The hospital standard in public hospitals is
generally lower than in Norway.
For information on vaccine needs before traveling to
Tunisia, see the Institute of Public Health's website.
Major problems can arise if you do not have valid
travel and sickness insurance. Private hospitals do not
accept admissions without proof of valid health
insurance (any advance payment).
Well-stocked pharmacies are available in large
numbers, but you should bring special medicines that you
know you will need.
The World Health Organization (WHO) can also provide
information on the health conditions in the country.
There is a danger of rabies from wild dogs and cats.
Most Tunisians drink tap water, but foreigners are
advised to stick to bottled water. Fruits and vegetables
should be washed well. It is especially important to be
careful until you wait for the local bacterial flora.
The cleanliness of the larger hotels and restaurants is
Always carry your passport with you (possibly a
passport copy) in case you are asked to identify
yourself by the security authorities.
The official language is Arabic. French is widely
used and the language most often used in central
administration and business. Road signs are listed in
both French and Arabic. English is widely used in the
The current is 220 volts. Voltage may vary and power
outages may occur.
Tunisian Dinars are not convertible for private
transactions and can neither be introduced nor executed.
Tourists must keep exchange receipts in order to recover
Tunisian dinars upon departure.
Visa and Mastercard are accepted in most cities and

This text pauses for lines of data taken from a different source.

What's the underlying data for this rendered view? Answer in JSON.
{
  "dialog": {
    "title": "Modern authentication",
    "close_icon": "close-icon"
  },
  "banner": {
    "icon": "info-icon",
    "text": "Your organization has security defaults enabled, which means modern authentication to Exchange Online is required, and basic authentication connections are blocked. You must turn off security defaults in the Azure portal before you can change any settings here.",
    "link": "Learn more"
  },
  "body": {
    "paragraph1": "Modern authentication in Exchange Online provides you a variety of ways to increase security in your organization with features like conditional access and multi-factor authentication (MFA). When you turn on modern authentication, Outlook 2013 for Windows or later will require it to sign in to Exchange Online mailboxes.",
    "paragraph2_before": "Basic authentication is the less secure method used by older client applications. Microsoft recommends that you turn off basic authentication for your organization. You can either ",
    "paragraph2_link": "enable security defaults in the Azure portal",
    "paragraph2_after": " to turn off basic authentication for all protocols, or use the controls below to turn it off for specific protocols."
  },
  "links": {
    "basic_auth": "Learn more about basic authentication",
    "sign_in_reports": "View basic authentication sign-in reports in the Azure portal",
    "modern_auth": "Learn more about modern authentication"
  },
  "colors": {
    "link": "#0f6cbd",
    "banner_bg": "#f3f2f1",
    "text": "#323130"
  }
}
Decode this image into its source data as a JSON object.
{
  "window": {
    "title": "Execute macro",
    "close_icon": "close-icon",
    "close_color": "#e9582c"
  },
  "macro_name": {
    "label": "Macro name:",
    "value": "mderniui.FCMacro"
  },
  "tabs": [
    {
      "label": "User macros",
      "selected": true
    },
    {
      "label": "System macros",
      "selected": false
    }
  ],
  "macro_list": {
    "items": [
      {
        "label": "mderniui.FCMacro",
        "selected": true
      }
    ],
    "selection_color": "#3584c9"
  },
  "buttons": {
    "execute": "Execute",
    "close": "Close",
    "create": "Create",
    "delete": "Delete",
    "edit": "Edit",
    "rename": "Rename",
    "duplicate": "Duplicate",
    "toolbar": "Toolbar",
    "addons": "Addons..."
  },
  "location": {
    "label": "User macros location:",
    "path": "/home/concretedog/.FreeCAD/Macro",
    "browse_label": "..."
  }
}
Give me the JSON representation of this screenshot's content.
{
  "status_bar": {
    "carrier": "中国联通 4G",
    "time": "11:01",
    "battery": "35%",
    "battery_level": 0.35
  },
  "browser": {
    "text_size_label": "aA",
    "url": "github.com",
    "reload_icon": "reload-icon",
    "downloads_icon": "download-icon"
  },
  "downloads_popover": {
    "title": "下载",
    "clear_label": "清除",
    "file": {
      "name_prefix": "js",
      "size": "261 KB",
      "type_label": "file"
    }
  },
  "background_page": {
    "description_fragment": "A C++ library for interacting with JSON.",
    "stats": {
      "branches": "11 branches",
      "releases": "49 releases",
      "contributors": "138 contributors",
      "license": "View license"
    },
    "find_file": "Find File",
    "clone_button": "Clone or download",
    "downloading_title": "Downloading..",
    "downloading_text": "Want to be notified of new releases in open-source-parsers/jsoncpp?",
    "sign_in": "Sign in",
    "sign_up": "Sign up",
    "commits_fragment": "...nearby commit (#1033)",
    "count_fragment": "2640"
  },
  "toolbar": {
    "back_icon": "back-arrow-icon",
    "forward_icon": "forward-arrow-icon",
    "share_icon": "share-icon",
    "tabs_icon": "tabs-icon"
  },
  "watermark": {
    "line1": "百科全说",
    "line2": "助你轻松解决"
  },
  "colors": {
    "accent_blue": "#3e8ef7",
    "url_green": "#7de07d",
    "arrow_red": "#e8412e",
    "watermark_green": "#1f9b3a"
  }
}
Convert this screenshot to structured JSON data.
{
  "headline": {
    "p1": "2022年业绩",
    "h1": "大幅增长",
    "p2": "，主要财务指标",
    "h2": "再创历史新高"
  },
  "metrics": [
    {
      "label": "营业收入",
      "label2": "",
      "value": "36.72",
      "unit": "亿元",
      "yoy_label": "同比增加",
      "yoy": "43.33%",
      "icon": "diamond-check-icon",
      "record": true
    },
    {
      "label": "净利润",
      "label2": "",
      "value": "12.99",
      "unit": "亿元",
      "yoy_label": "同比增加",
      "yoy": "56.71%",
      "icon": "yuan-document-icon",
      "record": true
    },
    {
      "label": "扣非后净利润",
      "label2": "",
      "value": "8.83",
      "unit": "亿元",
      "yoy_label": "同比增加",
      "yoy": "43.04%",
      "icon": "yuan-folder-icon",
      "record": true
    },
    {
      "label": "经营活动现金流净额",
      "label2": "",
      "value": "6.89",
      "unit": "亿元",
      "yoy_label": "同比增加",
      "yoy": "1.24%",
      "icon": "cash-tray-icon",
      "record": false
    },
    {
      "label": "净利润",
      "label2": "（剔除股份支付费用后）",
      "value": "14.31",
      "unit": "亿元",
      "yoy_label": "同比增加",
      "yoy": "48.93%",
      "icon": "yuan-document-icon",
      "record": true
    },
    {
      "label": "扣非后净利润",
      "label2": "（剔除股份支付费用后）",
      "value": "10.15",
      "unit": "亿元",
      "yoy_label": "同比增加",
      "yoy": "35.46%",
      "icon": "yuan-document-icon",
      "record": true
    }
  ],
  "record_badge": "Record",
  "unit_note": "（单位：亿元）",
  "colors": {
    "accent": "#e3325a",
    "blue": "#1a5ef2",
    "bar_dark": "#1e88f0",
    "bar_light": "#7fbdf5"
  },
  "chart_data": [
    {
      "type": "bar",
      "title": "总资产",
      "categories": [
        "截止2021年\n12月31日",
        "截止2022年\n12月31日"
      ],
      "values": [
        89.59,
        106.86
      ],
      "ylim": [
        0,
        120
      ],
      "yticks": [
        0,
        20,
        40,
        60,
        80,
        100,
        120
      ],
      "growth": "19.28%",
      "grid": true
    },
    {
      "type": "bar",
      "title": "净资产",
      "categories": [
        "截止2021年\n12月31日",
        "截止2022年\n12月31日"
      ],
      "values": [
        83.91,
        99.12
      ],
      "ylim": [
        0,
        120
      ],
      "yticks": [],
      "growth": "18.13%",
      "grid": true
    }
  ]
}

major tourist destinations and can be used for
withdrawing local currency from an ATM. American Express
and Diners are somewhat less common.
Internet cafes (Publinet) are widespread. There are
three nationwide GSM networks: Tunisie Telecom, Ooredoo
and Orange. Larger hotels also have wifi. The national
internet domain is.tn, national telephone code +216.
Opening hours are for shops: 09.00 - approx. 20.00,
often closed for two hours at lunchtime, banks: 08.00 -
approx. 5.30, closed Saturday and Sunday (weekend),
offices: 08.00 - approx. 17.00, closed Saturday
afternoon and Sunday (weekend).
Many Tunisian holidays are moving as they follow the
Muslim lunar calendar. The end of the fasting month of
Ramadan (Aid El Fitr) and the day of sacrifice (Aid El
Adha) are among the most important, as well as Mouled
and Islamic New Year. January 1, January 14, March 20,
April 9, May 1, July 25, August 13 and October 15 are
Time difference: At summertime, Norway is one hour
Tradition, religion and the family community remain
strong in Tunisia, although women's positions are freer
than in most other Arab or Muslim countries. The tourist
areas and the capital are characterized by Western
influence, and dressing as in the West in these areas is
no problem. Sun dresses, shorts and short-sleeved
blouses are acceptable.